Similar to Drosophila, murine Polycomb-group (PcG) genes regulate anterior-posterior patterning of segmented axial structures by transcriptional repression of homeotic gene expression. The murine PcG gene eed (embryonic ectoderm development) encodes a 441-amino-acid protein with five WD motifs which, except for the amino terminus, is highly homologous to Drosophila ESC (Extra Sex Combs). Here, sequence and expression analysis as well as chromosomal mapping of the human orthologue of eed is described. Absolute conservation of the human eed protein along with significant divergence at the nucleotide level reveals functional constraints operating on all residues.
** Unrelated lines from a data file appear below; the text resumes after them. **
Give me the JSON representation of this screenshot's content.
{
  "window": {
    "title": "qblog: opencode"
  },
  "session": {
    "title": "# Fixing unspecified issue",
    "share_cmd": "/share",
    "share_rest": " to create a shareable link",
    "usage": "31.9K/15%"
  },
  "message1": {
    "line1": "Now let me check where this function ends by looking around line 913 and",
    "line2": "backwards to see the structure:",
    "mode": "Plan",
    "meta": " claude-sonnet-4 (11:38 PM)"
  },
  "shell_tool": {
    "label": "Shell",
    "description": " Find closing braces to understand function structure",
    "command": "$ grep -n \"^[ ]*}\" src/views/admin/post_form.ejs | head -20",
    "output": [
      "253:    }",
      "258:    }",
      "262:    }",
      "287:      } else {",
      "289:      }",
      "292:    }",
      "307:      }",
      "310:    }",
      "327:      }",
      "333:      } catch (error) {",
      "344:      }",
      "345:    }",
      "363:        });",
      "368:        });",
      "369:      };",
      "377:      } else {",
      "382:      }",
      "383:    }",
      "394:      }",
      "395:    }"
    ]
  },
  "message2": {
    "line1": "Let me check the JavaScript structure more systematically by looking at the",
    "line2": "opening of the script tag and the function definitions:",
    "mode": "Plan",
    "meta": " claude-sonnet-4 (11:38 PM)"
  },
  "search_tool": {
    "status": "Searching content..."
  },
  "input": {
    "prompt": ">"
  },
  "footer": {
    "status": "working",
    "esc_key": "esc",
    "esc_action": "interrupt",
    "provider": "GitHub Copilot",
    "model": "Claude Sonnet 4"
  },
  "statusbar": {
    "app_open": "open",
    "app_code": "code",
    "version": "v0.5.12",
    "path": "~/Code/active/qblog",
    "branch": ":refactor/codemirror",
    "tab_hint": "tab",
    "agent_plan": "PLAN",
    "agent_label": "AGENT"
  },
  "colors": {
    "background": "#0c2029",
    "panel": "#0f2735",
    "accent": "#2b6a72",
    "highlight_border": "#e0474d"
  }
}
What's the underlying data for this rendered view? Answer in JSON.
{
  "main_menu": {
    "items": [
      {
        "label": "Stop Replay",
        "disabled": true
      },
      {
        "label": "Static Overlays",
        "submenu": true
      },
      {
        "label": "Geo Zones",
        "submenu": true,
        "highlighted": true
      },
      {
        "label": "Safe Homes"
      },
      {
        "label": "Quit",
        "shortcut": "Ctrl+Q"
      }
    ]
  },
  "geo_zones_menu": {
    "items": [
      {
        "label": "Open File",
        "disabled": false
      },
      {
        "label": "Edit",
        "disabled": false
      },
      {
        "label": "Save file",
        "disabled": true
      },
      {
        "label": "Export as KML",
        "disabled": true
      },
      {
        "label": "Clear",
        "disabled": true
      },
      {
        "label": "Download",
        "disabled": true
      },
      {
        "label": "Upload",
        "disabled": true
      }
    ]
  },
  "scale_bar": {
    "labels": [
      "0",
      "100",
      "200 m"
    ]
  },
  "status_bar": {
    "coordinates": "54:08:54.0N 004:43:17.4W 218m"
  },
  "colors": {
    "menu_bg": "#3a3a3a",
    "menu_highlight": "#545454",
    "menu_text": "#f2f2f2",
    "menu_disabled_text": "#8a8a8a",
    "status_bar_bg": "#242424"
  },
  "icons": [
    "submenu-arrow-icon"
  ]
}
The human orthologue appears to be ubiquitously expressed and maps to chromsome 11q14.2-q22.3. Using the first WD motif of the beta-subunit of the bovine G protein as a structural reference, the predicted locations of two previously identified eed point mutations (A. Schumacher et al., 1996, Nature 383: 250-253) are also reported herein. The proline substitution (L196P) in the second WD motif of the l7Rn5(3354SB) null allele maps to the internal core of the inner end of the beta-propeller blade and is likely to disrupt protein folding. In contrast, the asparagine substitution (I193N) in the second WD motif of the hypomorphic l7Rn5(1989SB) allele maps onto the surface of the beta-propeller blade near the central cavity and may affect surface interactions without compromising propeller packing. These results illustrate the critical importance of all residues for eed function in mammals and support a model whereby the amino terminus might implement function(s) related to embryonic development in higher organisms.
Copyright 1998 Academic Press.